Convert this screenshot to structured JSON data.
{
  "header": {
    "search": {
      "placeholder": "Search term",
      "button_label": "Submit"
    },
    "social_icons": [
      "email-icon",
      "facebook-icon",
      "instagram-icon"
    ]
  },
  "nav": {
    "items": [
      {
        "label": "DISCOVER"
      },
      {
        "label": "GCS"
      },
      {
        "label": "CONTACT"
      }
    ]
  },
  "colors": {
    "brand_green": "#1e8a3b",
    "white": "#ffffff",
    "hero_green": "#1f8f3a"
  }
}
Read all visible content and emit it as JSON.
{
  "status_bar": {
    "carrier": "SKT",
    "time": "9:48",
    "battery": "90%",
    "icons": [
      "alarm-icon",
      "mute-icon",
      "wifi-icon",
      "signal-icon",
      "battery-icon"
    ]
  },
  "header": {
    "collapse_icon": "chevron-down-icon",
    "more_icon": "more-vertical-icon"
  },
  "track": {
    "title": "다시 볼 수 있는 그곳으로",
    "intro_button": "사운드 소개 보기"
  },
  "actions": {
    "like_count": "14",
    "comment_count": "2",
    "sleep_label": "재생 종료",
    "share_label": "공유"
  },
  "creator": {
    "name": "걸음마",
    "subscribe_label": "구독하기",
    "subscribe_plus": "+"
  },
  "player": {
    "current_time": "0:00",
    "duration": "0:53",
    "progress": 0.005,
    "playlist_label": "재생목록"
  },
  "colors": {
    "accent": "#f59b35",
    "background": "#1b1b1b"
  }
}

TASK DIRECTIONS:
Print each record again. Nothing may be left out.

ANSWER FOR THIS EXERCISE:
Convert this screenshot to structured JSON data.
{
  "header": {
    "search": {
      "placeholder": "Search term",
      "button_label": "Submit"
    },
    "social_icons": [
      "email-icon",
      "facebook-icon",
      "instagram-icon"
    ]
  },
  "nav": {
    "items": [
      {
        "label": "DISCOVER"
      },
      {
        "label": "GCS"
      },
      {
        "label": "CONTACT"
      }
    ]
  },
  "colors": {
    "brand_green": "#1e8a3b",
    "white": "#ffffff",
    "hero_green": "#1f8f3a"
  }
}
Read all visible content and emit it as JSON.
{
  "status_bar": {
    "carrier": "SKT",
    "time": "9:48",
    "battery": "90%",
    "icons": [
      "alarm-icon",
      "mute-icon",
      "wifi-icon",
      "signal-icon",
      "battery-icon"
    ]
  },
  "header": {
    "collapse_icon": "chevron-down-icon",
    "more_icon": "more-vertical-icon"
  },
  "track": {
    "title": "다시 볼 수 있는 그곳으로",
    "intro_button": "사운드 소개 보기"
  },
  "actions": {
    "like_count": "14",
    "comment_count": "2",
    "sleep_label": "재생 종료",
    "share_label": "공유"
  },
  "creator": {
    "name": "걸음마",
    "subscribe_label": "구독하기",
    "subscribe_plus": "+"
  },
  "player": {
    "current_time": "0:00",
    "duration": "0:53",
    "progress": 0.005,
    "playlist_label": "재생목록"
  },
  "colors": {
    "accent": "#f59b35",
    "background": "#1b1b1b"
  }
}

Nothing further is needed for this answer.